Skip to main content

Monday 24 September 2012

The Third Sector Research Centre has launched a series of dialogues to debate the future of the third sector.

A discussion paper entitled ‘The Worst of Times?, published today to stimulate the first debate, argues that the sector is experiencing significant changes in its relationship with the state. This could mark a turning point for the third sector, which may require some co-ordinated responses.

The Centre calls for debate over how current economic and political changes are affecting different parts of the sector and the services they provide – and what this will mean for the shape of the sector in the coming years. 

Current changes may be particularly detrimental for some parts of the sector, says the Centre. Their research shows that organisations located in relatively deprived areas, and that serve socially excluded or vulnerable people, are most likely to be in receipt of public funds and therefore most likely to be affected by government funding cuts.

Change in the sector is not only about funding, says TSRC.  Expectations of the different roles the sector plays and how it should operate are also changing.  Could this threaten the underlying values and identity of voluntary organisations, asks the Centre.

Pete Alcock, Director of the Third Sector Research Centre, says “the changing economic and political circumstances in the country pose some major challenges for the sector as a whole and for different organisations within it. We need to review how to respond to these challenges and plan for organisations and their beneficiaries into the future. TSRC research can help inform this review and encourage sector-wide debate.”

The Centre is inviting people to participate in the Third Sector Futures Dialogues. The discussions will explore some of the big questions the sector is facing – over funding, contracting with the state, questions of value and worth, pressures of marketisation, and tensions between paid and unpaid work.

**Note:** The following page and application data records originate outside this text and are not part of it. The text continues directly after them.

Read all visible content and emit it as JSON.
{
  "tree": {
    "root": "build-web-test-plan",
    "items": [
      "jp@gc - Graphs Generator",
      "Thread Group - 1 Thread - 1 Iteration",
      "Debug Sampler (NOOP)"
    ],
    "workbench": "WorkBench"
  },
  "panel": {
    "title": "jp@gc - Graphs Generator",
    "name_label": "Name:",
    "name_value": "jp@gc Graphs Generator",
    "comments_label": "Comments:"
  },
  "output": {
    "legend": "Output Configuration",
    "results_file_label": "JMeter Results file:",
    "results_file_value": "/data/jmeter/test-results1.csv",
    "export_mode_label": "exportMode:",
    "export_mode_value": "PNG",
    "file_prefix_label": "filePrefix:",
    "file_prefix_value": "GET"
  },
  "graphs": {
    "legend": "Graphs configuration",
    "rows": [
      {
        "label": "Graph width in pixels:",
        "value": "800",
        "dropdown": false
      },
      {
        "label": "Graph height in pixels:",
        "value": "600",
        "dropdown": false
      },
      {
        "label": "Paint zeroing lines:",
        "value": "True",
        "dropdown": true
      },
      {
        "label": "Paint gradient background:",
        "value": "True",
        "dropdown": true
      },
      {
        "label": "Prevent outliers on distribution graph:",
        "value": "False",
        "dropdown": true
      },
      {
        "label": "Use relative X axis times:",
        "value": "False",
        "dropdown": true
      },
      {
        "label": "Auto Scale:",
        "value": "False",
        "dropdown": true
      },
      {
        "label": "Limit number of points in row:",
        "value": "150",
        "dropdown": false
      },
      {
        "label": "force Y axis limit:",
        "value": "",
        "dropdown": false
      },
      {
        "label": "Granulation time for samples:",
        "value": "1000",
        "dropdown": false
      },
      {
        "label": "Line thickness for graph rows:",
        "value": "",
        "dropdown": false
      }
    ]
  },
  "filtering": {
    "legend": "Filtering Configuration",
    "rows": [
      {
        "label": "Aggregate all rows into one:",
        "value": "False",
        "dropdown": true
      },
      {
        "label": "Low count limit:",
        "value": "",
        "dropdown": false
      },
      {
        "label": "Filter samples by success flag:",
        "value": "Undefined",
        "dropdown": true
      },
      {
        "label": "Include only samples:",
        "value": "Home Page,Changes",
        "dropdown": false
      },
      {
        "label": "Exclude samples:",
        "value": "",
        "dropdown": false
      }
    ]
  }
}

The Centre will publish a discussion paper for each dialogue, bringing evidence from their last four years of research to inform the debates. The Centre has also formed a Sounding Board, made up of key voluntary sector representatives, who will meet to discuss the issues raised.  

For details of the dialogues and how to get involved see  

TSRC is hosting the Third Sector Futures Dialogues between September 2012 and April 2013. The dialogues are based on issues raised by our research, and intend to stimulate discussion from sector-wide stakeholders on the future of the third sector.

For more information and to join the first debate see Third Sector Futures website

For more information contact:
Naomi Landau, Knowledge Exchange Team 
020 7520 2421